● What is needed: Filter the entries, keeping every line with the string "there".

Items listed in a dataset:
******

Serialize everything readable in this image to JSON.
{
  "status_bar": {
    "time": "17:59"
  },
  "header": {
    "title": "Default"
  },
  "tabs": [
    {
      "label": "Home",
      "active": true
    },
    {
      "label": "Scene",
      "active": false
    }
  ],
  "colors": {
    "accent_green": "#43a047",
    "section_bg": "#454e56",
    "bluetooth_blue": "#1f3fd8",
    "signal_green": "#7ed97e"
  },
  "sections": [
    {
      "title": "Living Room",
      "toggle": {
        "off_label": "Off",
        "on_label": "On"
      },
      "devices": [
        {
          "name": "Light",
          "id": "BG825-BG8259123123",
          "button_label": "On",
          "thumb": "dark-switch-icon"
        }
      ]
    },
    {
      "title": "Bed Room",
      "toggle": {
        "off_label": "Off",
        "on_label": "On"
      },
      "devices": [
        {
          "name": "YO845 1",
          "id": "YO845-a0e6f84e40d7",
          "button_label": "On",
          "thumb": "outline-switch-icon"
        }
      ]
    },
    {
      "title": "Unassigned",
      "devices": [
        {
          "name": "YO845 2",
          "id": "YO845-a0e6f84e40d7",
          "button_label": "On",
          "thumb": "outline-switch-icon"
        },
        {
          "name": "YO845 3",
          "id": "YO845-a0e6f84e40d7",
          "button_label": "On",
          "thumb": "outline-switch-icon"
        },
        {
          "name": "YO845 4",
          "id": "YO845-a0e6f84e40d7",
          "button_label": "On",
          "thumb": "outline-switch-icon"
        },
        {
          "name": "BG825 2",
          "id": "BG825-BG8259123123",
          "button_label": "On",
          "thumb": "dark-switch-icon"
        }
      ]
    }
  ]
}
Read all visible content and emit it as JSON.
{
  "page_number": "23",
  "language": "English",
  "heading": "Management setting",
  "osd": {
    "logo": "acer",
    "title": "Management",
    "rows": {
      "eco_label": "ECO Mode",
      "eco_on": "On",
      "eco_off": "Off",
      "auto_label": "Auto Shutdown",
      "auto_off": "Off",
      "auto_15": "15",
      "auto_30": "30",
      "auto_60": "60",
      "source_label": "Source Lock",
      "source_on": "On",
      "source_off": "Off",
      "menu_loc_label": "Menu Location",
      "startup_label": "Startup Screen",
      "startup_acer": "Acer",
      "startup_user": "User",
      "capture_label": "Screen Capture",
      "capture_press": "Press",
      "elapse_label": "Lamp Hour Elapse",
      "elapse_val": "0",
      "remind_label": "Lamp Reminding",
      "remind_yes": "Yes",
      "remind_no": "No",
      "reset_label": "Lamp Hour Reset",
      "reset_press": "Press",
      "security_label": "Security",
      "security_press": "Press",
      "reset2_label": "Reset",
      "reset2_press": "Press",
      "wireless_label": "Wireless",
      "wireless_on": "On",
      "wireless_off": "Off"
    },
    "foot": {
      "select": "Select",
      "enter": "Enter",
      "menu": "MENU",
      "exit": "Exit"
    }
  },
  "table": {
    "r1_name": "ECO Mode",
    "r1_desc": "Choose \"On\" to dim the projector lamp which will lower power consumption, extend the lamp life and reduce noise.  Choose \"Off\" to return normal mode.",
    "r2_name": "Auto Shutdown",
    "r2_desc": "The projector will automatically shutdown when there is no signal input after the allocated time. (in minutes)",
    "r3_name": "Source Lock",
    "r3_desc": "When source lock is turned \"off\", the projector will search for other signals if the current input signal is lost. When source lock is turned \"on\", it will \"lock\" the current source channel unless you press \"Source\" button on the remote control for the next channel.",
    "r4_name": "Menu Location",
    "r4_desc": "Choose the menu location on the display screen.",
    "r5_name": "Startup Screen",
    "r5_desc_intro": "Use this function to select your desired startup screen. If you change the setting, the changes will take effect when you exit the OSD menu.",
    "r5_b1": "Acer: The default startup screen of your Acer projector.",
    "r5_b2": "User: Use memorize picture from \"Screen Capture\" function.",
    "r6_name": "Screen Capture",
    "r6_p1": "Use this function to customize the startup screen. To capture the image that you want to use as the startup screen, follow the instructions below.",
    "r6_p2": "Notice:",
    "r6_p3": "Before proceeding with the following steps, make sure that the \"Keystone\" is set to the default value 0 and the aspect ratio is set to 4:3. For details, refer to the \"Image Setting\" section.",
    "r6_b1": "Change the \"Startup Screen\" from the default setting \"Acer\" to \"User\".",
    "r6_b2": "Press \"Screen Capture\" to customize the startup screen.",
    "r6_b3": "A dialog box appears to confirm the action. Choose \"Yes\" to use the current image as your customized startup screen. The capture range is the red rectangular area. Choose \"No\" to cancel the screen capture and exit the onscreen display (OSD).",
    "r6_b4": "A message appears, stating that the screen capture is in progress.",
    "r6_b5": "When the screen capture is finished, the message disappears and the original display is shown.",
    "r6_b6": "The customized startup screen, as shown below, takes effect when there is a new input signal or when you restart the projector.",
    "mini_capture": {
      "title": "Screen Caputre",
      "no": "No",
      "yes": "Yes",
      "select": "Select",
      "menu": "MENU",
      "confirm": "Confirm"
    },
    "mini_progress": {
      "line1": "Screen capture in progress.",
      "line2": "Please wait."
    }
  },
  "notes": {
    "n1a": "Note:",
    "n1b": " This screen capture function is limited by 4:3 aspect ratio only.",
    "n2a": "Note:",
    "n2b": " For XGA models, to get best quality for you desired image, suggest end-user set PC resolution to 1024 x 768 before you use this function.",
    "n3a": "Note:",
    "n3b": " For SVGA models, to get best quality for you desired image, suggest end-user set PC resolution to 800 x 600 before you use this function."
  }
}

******

● Answer box:
    "r2_desc": "The projector will automatically shutdown when there is no signal input after the allocated time. (in minutes)",
    "r6_b6": "The customized startup screen, as shown below, takes effect when there is a new input signal or when you restart the projector.",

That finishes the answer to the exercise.